What 2012 means for 2013on Friday, 25 January 2013. Posted in Emerging Markets, Global Markets, Market Flash
Is the Trend, really your friend?
Looking back to 2012 the benchmark S&P 500 index returned nearly 13% over the year. Even with all the drama around the fiscal cliff, various Euro debt scares, wars and other problems, the market shows us that ultimately it doesn’t matter. The world, and the markets, go on regardless. It seems the coast is clear so far in 2013 with only the debt ceiling debate coming up and interest rates remain exceptionally low.
We would like to revisit 2012 to see what performed well and what did poorly. We want to see what could keep trending and what areas are poised for a comeback year.
Trend is your friend:
1. SPDR S&P Homebuilders (XHB)
This exchange traded fund follows a group of the best US homebuilders in the industry. In 2012 this fund returned over 36% which absolutely dominated the S&P500. We remain cautiously optimistic this fund has already been on a great run. It is likely best to accumulate on dips. A shortage of supply is increasing, thus giving further good news to homebuilders.
2. SPDR Financial Sector (XLF)
During 2012 this exchange trade fund returned 18% which beat the S&P500 gain of 13%. It was a volatile year but as the fears dissipate the leading banks move up quickly.With money continuing to pour into the equity market and move away from defensive holdings, this should do well in 2013.
1. Coal ETF (KOL)
This coal ETF lost nearly 30% its value in 2012 due to the drop in coal price around the world. Whether it will bounce back this year or continue its downtrend remains to be seen. We should stay on the side of caution as there is plenty of supply left in the market.
2. I-Shares US Utilities ETF (IDU)
Usually a top pick for defensive investors, this had a relatively lackluster performance in 2012 with a 3.5% gain in this fund. With confidence flowing into the markets, we see it as having another underperforming 2013.
1. I-Path Sugar ETF
A possible comeback story for 2013 as this fund lost nearly 18% last year. Sugar prices have seemed to bottomed out and could move up into the summer months ahead.
2. China A Share Market:
The Shanghai index had a miserable 2012 losing nearly 10% in 2012 as we discuss in our blog post.
For true China A share market correlation you need a fund that has access to quota to directly invest in the Shanghai market.
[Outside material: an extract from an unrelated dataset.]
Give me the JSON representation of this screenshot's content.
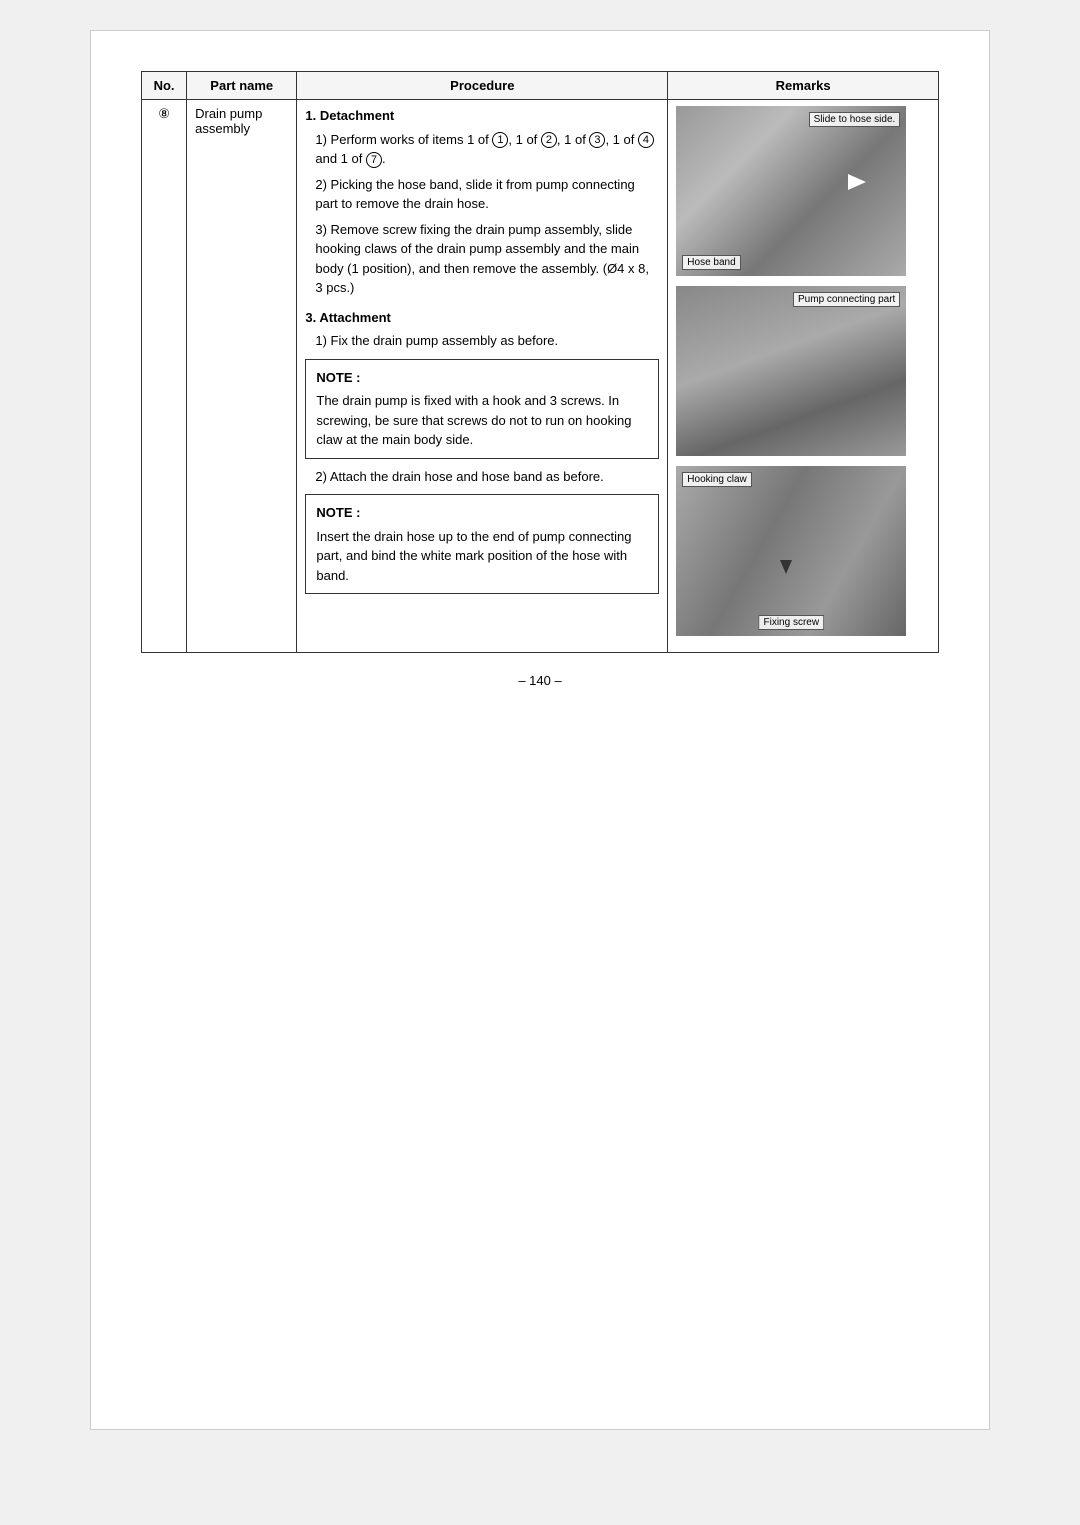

These are rare for average investors, but we have access to one for our clients. Contact us firstname.lastname@example.org or (021) 3366 1337 so we can help you.
We recommend remaining patient and doing plenty of due diligence and and consider your individual situation before any investment. And of course, talk to your adviser. Preferably us, of course.
Good luck out there!